Announcement

Collapse
No announcement yet.

Good vs Bad animal fats?

Collapse
X
  • Filter
  • Time
  • Show
Clear All
new posts

  • Good vs Bad animal fats?



    Hi,

    I'm trying to work something out and keep going around in circles!

    So, the ideal is to eat meat and fat from grassfed animals, yes? E.g. beef. Because the composition of the fat will be different?

    So if I can't get grassfed / organic beef, is "normal" animal fat okay? Or should I go for lean meat in order to avoid the bad fat?

    I'm just stuck trying to decide which packet of mince to go for...!

    If it helps, I'm in the UK, I'm not sure if farming is different over here, presuming the US's cornfed meat is what we're trying to avoid?


  • #2
    1

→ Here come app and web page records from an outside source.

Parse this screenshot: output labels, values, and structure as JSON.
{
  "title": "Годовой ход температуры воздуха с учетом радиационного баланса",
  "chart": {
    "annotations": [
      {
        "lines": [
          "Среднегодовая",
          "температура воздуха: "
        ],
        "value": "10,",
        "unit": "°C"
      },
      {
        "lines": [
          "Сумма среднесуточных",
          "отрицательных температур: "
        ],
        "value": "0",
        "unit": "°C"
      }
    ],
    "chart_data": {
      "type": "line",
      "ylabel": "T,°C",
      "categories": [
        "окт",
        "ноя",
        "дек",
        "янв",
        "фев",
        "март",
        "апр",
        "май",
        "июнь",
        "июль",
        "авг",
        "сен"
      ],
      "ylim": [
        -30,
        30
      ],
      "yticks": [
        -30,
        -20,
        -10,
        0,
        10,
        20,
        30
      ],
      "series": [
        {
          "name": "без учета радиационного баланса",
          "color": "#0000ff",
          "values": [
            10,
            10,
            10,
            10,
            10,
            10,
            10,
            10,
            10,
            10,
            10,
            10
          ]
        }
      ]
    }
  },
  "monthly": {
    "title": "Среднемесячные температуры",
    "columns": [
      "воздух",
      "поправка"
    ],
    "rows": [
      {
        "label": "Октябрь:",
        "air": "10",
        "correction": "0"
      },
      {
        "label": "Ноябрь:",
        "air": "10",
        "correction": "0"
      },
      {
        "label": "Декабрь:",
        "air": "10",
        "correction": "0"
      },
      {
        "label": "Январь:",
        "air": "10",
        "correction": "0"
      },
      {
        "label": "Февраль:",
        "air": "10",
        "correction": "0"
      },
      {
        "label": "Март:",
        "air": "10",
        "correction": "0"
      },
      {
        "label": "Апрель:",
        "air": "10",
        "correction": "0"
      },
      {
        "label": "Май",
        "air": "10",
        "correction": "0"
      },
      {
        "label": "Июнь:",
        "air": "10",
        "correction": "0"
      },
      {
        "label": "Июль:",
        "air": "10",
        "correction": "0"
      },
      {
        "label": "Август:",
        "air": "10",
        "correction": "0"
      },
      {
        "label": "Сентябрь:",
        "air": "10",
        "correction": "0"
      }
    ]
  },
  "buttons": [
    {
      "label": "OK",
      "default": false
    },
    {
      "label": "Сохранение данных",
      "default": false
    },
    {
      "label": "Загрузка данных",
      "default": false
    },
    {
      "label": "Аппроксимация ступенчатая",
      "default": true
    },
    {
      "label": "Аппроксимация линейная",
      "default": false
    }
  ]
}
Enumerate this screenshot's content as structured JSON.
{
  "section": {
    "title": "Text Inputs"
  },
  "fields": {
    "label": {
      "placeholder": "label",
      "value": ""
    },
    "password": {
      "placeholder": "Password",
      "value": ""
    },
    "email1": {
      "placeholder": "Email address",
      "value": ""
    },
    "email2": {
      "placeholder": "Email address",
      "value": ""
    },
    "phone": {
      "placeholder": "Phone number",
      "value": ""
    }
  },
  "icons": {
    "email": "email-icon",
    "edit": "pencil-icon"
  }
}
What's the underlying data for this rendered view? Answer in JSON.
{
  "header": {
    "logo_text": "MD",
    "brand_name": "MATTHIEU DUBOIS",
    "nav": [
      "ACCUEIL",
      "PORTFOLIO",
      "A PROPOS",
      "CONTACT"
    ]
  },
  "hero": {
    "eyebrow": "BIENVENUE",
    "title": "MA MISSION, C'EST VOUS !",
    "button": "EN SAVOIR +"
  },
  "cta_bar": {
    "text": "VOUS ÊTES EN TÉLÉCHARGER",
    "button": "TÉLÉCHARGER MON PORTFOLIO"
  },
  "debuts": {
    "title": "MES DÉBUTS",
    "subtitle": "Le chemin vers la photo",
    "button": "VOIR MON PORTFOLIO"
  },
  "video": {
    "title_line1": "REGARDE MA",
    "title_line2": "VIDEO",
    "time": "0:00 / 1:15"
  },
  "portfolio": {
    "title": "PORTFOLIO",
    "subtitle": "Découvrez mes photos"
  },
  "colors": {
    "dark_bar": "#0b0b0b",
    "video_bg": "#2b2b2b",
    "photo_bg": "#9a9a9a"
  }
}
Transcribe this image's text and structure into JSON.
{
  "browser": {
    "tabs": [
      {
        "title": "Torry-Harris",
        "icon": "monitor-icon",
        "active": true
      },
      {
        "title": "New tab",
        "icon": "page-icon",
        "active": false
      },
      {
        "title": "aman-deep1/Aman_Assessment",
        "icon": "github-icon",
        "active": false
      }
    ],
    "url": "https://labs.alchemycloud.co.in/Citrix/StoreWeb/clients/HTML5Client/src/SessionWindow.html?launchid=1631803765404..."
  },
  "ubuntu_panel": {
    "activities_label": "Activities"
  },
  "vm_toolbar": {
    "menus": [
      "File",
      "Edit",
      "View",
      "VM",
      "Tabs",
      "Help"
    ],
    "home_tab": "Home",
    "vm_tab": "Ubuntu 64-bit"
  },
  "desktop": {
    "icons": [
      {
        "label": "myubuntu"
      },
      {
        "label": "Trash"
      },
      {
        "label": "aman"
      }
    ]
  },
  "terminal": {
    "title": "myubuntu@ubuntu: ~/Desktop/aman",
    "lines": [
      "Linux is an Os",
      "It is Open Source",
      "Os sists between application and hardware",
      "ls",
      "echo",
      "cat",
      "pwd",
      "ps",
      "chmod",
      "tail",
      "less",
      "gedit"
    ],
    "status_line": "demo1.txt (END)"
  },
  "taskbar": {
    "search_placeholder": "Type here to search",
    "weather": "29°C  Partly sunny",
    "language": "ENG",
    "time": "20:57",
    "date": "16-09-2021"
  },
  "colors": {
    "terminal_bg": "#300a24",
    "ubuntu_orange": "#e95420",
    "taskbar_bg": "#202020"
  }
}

    There are other nutritional differences like vitamin content, etc. between grass fed and grain fed, but the different that has the biggest impact on you healthwise is the proportion of Omega-6 to Omega-3 fats in the fat. So if you are unable to get grass fed meat for whatever reason, I'd recommend you choose leaner cuts and supplement your fat some other way..olive oil, avocado, high quality dairy, etc. If you can get grass fed meat, then the fattiest cuts are fair game (and the most delicious).

    Comment


    • #3
      1



      Thank you!

      It's a bit of a shame, made the tastiest lasagne (aubergine instead of pasta layers) ever with cheaper, fattier mince which is what started me thinking...

      Comment


      • #4
        1



        if you cant get grassfed, then at least try to get cleaner meet that hasn't been given any growth hormones, antibiotics, etc because those are then stored in fat...then supplement with fish oil to balance o3/o6

        Comment


        • #5
          1



          Try a proper butcher's shop rather than a supermarket. Some still sell crap because that's all they can source, but many do better than that.


          There's more outdoor grazing and more emphasis on grass feeding in the UK (including haylage and silage when the cows are indoors) with grain as "concentrate", ie. a much smaller proportion of the diet than in the typical US feedlot animals. Many farms now aim for quality rather than quantity, avoiding high maintenance breeds, expensive hormones etc. lower input farming techniques can be profitable compared to high input high output due to the cost reduction though there may be some premium price to pay for the result.

          Comment

          Working...
          X